After a hellish week of failed negotiations, offers that never materialized, and a kerfuffle with a bank teller (long story), I decided that Sunday was going to be my “R-Day”–a day to relax, recover, and regroup.
It’s been a while since I roamed the streets of quaint little Skippack–a little village of a town teeming with antique shops, boutiques, cafés, and vintage cars (you half expect to see Roger Moore tooling down the main drag in his Aston Martin). Its mellow, soothing vibe was just what I needed to unwind.
That and lobster benedict.
I’m well aware that I sound like a pretentious one-percenter (though nothing could be further from the truth), but I do love a good brunch. There’s perhaps no meal whose merits are more debated than the hazy, gray-area space that lies somewhere between breakfast and lunch or, more accurately, between “I-don’t-rise-from-my-1,000-thread-count-sheets-before-11 AM” and “I-don’t-do-lunch-like-the-commoners.” Brunch is one of those strange rituals that has evolved and become more approachable but has somehow managed to hold on to its old money roots. Nowadays, even ironically cool hipsters are boarding the brunch train and the only thing more satisfying than Sunday brunch is a summertime al fresco Sunday brunch. It has become the “It” meal–a time when ladies sip mimosas in their Lily Pulitzer dresses, men don seersucker shorts and Sperry topsiders, and the come-as-you-are set rock their favorite band t-shirt and jeans and come together and nosh on everything from light fare to burgers.

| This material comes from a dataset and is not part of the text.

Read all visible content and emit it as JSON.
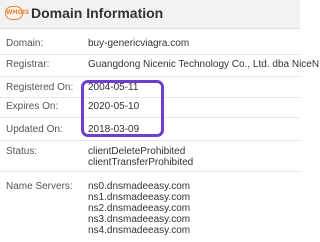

Skippack’s Parc Bistro is situated in a refurbished farmhouse-style inn with a sunbathed cobblestoned patio out back that proves to be the perfect setting for a lazy Sunday brunch. A succinct menu of bistro fare like shrimp cocktail, steak frites, a spinach and fontina omelette, and crabcakes with housemade remoulade are simple but done well. Not surprisingly though, the lobster benedict–a glorious lobster, hollandaise, and perfectly poached egg affair atop a buttery, toasted baguette–is the highlight of the menu and pairs nicely with a mimosa crafted with fresh-squeezed orange juice. For those leaning more toward lunch, there’s a selection of wood-fired pizzas as well.
Turns out, good food does feed the soul. I’m raising my mimosa glass and toasting to, hopefully, a better week ahead.